Money for nothing

The City of Minneapolis is undertaking an experiment with universal basic income (UBI), paying households $500 per month for two years, no strings attached. The program will run from the spring of 2022 through 2024.

The city will use $3 million in federal COVID relief money for the program, which will help support 200 families. St. Paul already has a similar pilot program in place. (See John Phelan’s piece from June 2020 on the St. Paul program.) The City of Stockton, California operated a test program beginning in early 2019.

The idea of a universal basic income has been around in different forms for decades. Nobel prize-winning economist Milton Friedman advocated a version known as the negative income tax. In his version, payments would come from the government to supplement earned income. The payments would replace regular welfare payments, food stamps, housing subsidies, and other aid in cash and in-kind. The idea was to make one lump payment to recipients, and then they would decide how best to spend the money.

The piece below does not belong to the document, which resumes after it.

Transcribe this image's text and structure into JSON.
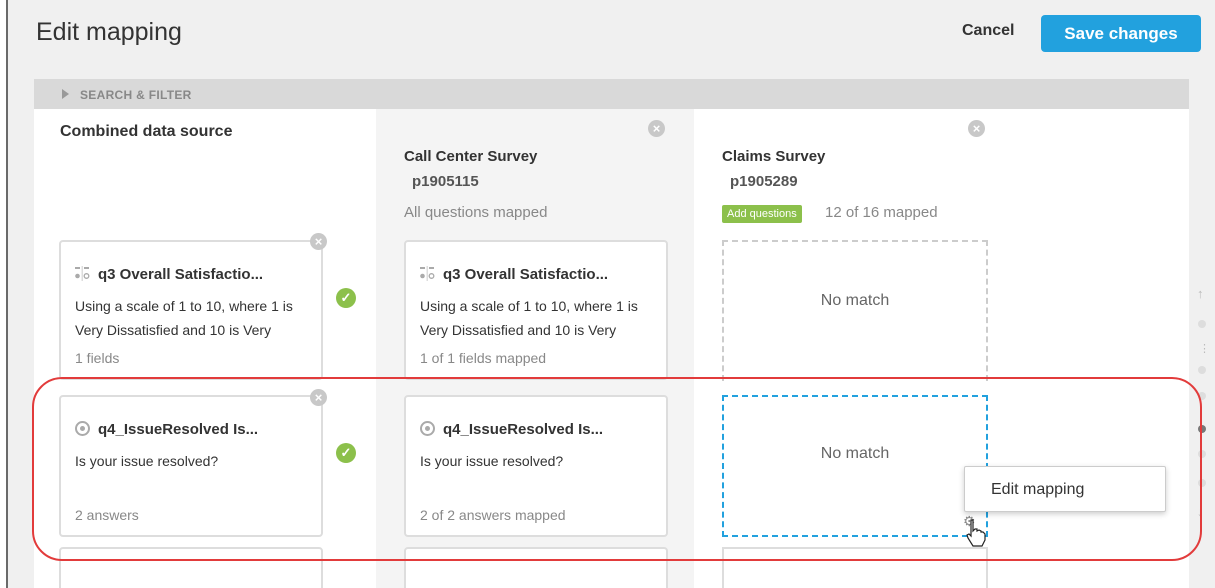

In the current UBI test programs, the monthly payments are supplemental, in addition to any other government benefits the household or its members may qualify for.

Nor are there any work or school requirements included. The payments come without any conditions. Nor does there appear to be any wealth, good conduct, or ongoing residential requirements. It’s free money, for however the program lasts.

Studies of past pilot programs focus on the outcomes for program participants. Not surprisingly, people who get free money for no effort appear to be better off than not getting free money. What is unclear is what impact such programs have on nonparticipants: those who work hard, pay their bills and taxes, but don’t receive largesse from the government. What is their incentive to keep playing by the rules?

For me, advocacy for these types of programs falls under a type of cargo cultism. The idea is to close the amazingly large income disparities in Minneapolis and other large, liberal cities. Just giving people more income would seem an obvious solution to closing the gap. But $500 per month meets no one’s definition of a living wage. Instead, we seem to be giving recipients the accoutrements of a middle-class lifestyle without providing the education, life skills, and habits of thrift and economy that most rely on to achieve the status on their own.